The situation we are in is $$f(\mathbf{x}^{(i)}, \mathbf{z}, \theta) = \log p(\mathbf{x}^{(i)} | \mathbf{z}; \theta)$$. Here, the training data, having been observed is fixed at $$\mathbf{x} = \mathbf{x}^{(i)}$$, but now $$f(\mathbf{x}^{(i)}, \mathbf{z}, \theta)$$ can freely vary in both the parameter $$\theta$$ and also in the latent variable $$\mathbf{z}$$. Additionally, the output of this function is now random, and this is due solely to one of its inputs, the latent variable $$\mathbf{z}$$, being random. Hence the key distinction to be aware of is that we are not conditioning on an observation of the latent variable $$\mathbf{z}^{(i)}$$, rather, conditioning on the latent random variable $$\mathbf{z}$$.

The key distinction I believe you are overlooking is that of conditioning on a random variable, and conditioning on an observed value of a random variable.

Now what you are doing when taking expectation with respect to $$q(\mathbf{z} | \mathbf{x}^{(i)}; \phi)$$ is that you are 'averaging out the randomness' of the unknown latent variable $$\mathbf{z}$$ altogether. Meaning that computing the expectation

\begin{align} \mathbb{E}_{q(\mathbf{z} | \mathbf{x}^{(i)}; \phi)}[\log p_{\theta}(\mathbf{x}^{(i)} | \mathbf{z})] &= \int_{\mathbb{R}^d} q(\mathbf{z} | \mathbf{x}^{(i)}; \phi) \log p(\mathbf{x}^{(i)} | \mathbf{z}; \theta) d \mathbf{z} \\ &= h(\phi, \theta) \end{align}

Will give you a deterministic function $$h$$ that can only vary in the model parameter $$\theta$$ and the variational parameter $$\phi$$, both of which, in the initial parts of the paper, are not treated as random variables, rather global parameters we'd like to estimate.

As a sanity check, if you go back to the main equation, note the evidence lower bound evaluated at training data point $$i$$ is denoted as $$\mathcal{L}(\theta, \phi; \mathbf{x}^{(i)})$$, and the fact that as specified, it can only freely vary in $$\theta$$ and $$\phi$$.

• Thank you for the reply.
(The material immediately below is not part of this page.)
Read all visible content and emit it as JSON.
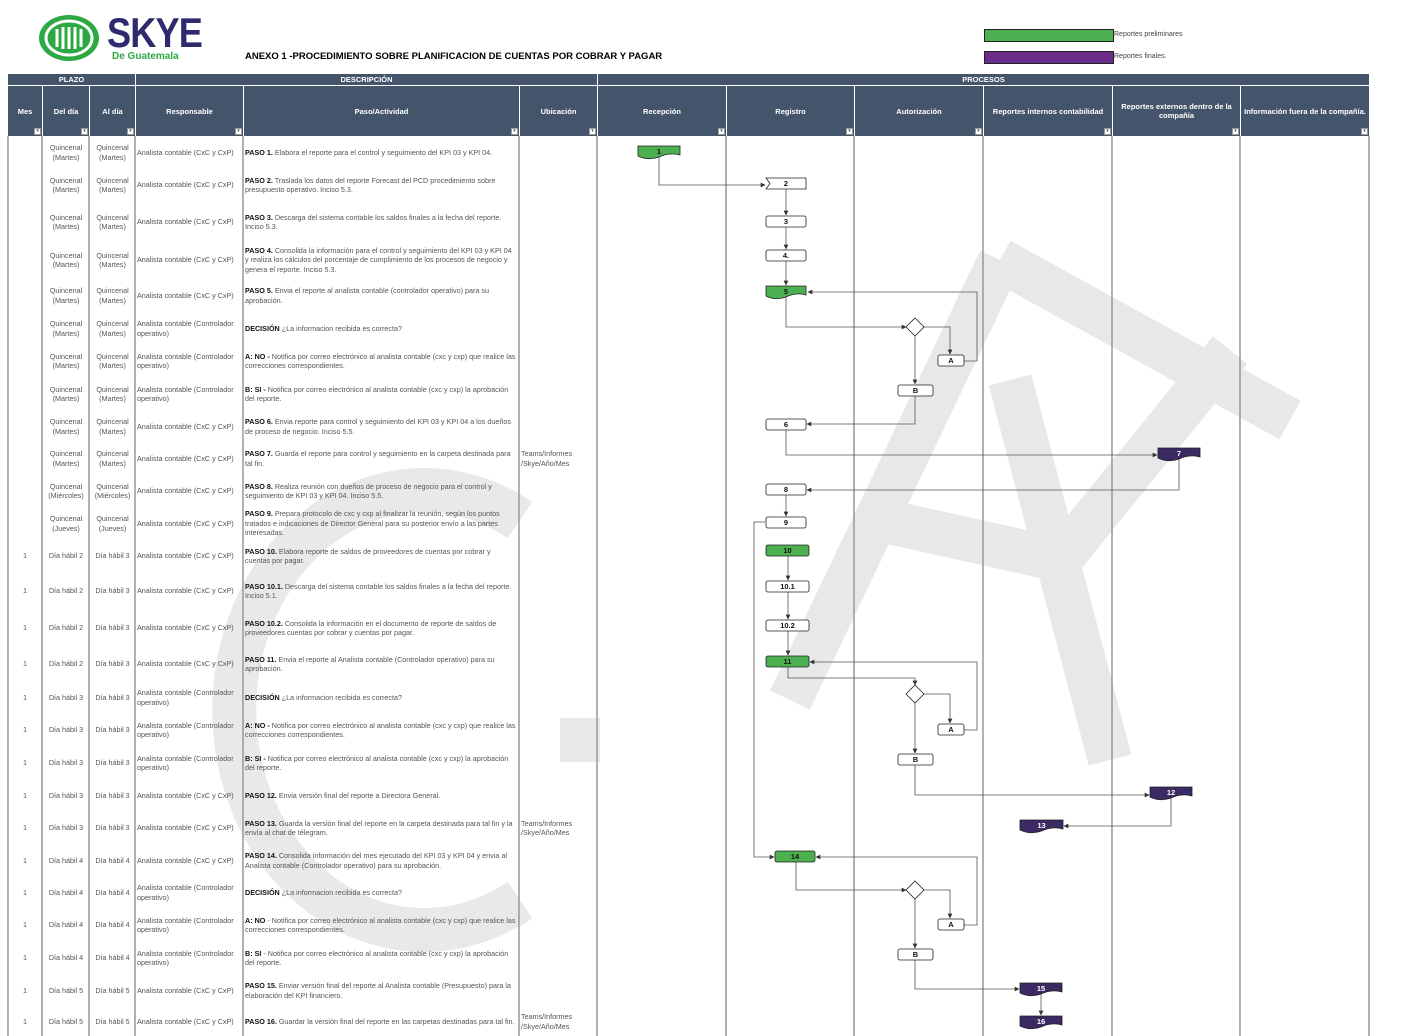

The part confuses me is that in f(z) 'z' plays the role of a condition which seems like it is fixed?
– Sam
Mar 15, 2021 at 4:15